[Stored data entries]

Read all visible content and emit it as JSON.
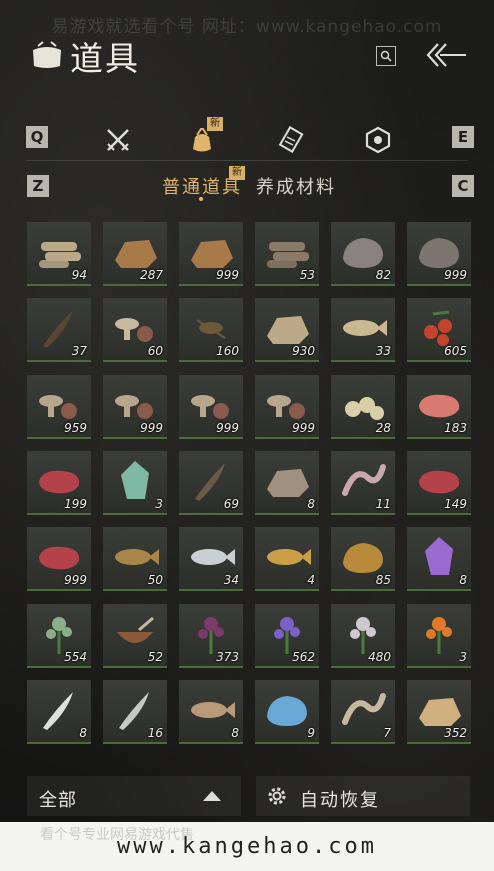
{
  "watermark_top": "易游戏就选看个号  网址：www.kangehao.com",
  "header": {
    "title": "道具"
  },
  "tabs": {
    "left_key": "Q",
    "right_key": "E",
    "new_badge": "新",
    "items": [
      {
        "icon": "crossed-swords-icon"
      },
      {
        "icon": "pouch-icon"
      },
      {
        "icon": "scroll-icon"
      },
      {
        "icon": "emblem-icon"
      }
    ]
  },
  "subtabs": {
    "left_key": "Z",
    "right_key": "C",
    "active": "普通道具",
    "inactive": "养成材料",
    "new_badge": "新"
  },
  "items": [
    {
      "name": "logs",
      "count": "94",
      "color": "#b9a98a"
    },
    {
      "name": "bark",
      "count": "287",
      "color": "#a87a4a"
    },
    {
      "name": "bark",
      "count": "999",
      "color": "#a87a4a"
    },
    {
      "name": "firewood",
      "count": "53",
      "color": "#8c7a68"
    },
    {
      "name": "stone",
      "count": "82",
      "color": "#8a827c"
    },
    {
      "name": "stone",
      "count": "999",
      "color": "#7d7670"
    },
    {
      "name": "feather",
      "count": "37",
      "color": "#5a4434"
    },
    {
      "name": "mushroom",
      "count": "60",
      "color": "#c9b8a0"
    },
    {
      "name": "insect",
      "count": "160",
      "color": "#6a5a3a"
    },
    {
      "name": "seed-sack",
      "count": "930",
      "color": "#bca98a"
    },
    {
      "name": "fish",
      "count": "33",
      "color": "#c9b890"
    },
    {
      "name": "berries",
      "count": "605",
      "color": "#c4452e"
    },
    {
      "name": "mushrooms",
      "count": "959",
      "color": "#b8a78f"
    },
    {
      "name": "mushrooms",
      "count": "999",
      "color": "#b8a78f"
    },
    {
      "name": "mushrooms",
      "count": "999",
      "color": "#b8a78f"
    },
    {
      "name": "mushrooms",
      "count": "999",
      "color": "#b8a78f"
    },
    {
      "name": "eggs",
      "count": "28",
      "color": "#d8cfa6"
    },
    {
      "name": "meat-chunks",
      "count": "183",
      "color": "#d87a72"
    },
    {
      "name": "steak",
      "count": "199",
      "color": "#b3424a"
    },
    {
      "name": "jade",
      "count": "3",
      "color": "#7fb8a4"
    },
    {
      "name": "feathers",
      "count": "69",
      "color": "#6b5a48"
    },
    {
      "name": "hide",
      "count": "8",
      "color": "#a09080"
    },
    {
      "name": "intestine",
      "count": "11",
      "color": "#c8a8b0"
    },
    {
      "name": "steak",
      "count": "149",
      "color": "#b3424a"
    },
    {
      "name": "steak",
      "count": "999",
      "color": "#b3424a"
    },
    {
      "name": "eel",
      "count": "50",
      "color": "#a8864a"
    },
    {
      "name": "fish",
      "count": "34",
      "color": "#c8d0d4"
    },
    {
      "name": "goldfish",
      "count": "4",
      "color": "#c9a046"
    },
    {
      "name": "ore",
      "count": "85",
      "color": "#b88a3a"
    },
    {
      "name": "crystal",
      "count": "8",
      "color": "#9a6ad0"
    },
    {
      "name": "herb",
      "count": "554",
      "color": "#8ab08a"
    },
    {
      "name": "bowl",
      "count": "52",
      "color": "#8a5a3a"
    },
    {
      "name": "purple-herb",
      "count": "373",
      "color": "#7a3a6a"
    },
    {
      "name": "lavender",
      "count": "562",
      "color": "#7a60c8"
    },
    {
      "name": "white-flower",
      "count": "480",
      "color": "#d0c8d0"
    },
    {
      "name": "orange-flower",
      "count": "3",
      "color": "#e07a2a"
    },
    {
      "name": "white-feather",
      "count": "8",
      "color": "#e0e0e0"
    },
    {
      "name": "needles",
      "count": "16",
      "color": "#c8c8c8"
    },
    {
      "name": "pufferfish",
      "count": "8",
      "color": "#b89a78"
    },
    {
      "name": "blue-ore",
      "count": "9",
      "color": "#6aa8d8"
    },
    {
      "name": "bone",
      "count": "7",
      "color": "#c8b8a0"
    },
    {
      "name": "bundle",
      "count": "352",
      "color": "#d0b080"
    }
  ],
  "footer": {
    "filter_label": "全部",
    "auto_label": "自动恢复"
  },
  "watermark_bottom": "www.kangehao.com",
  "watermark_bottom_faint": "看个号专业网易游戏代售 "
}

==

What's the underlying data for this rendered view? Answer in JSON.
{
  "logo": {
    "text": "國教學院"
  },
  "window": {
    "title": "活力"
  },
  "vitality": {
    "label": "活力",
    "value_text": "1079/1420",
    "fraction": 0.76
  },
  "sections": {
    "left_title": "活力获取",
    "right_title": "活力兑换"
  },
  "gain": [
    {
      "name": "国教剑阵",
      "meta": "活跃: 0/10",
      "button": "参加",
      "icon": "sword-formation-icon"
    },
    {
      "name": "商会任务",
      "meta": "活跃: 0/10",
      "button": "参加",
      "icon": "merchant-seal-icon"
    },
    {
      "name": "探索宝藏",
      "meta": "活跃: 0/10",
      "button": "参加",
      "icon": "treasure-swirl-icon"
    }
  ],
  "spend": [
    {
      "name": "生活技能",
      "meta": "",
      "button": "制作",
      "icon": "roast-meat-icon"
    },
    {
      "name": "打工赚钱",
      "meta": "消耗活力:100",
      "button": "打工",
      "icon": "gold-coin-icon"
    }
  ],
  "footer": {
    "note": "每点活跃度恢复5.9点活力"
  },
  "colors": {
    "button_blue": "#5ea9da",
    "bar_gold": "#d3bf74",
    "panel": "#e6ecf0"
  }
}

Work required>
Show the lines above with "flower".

Answer to the problem>
      "name": "white-flower",
      "name": "orange-flower",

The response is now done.